|A||Protection is required when the greatest potential for exposure to hazards and the highest level of PPE.||Positive-pressure, full-face piece SCBA or air supplied respirator||Encapsulation vapor tight and chemical protective suit|
|B||Protection is required under circumstances requiring the highest level of respiratory protection, with a lesser level of skin protection.||Hooded and non-airtight chemical resistant clothing|
|C||Protection is required when the concentration and type of airborne substances is known and the criteria for using air purifying respirators is met.||Full / half face mask, or (powered) air purifying respirator|
|D||Protection is the minimum protection required.||Optional||Water repellent gowns or scrub|
Table 3: Respirator and Clothing Selection under OSHA/EPA Levels of Hazardous Environment
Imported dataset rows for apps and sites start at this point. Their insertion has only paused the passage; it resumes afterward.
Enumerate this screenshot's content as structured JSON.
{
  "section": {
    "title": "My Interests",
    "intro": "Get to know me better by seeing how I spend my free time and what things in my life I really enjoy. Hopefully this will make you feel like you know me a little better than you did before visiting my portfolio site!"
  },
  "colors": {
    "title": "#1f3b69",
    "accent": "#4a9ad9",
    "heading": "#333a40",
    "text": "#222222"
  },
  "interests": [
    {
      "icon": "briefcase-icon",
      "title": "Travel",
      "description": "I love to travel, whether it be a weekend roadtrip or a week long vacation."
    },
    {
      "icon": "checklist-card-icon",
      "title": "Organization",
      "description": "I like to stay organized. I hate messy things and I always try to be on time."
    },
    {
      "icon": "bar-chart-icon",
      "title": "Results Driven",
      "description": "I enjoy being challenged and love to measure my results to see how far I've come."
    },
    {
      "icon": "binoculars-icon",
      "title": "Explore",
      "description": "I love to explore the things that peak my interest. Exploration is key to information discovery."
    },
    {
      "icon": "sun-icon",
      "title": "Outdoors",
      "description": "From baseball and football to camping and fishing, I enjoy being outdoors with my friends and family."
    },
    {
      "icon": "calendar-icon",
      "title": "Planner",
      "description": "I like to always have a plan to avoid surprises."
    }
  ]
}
There are also several NFPA standards used by some manufacturers to claim the performance of chemical protective clothing. These standards are primarily designed for firefighters, emergency responders, and hazmat teams, but they can also be applied in industrial to protect against hazards.
NFPA 1991 “Standard on Vapor-Protective Ensembles for Hazardous Materials Emergencies and CBRN Terrorism Incidents” meets the requirement of clothing design in Level A. It’s similar to EN 943-2 for Emergency Response purpose but also specify the testing against flash-fire escape ability.
NFPA 1992 “Standard on Liquid Splash-Protective Ensembles and Clothing for Hazardous Materials Emergencies” meets the requirements of clothing design in Level B. It’s similar to ISO 16602 Type 2 but no permeation test was performed. It also specifies the testing against flash-fire escape ability.
NFPA 1994 “Standard on Protective Ensembles for First Responders to CBRN Terrorism Incidents” have several classes and the class 4 provides particulate protection assessed using a whole garment particulate inward leakage test. But also require the comfort and biological protection.
These three common standards set the minimum requirements for different risk at work environments. In the following we will talk about the ISO, EN and US standards that are related to chemical protective clothing, to realign the vapor protection, liquid protection and particulate protection garment, and a better explanation of the protection levels.
Pic 2: The Standards from ISO, EN and US for Chemical Protective Clothing
There are also many standards among global countries for chemical protective clothing, but can’t all be listed here. Such as Brazil offered the Certificate of Approval (CA) issued by an official national body. Japan has its own standard JIST 8115 which is equivalent to ISO 16602 and EN regulations. Korea has the KOSHA certification to ensure frontline workers use the correct PPE for work. Taiwan has the CNS standard to align with global regulation. Back to basics, only the EU Regulation system is most used and has a certified process by a third party. The standards of countries just mentioned are applied or similar to ISO 16602 and EU Regulations for garment type classification and performance requirements.
No matter which standards are referred to, the goal of these standards is to provide objective information to help frontline workers in safety and occupational health choose appropriate chemical protective clothing against hazards. The importance of chemical protective clothing is paramount, as it provides the last line of defense against injury.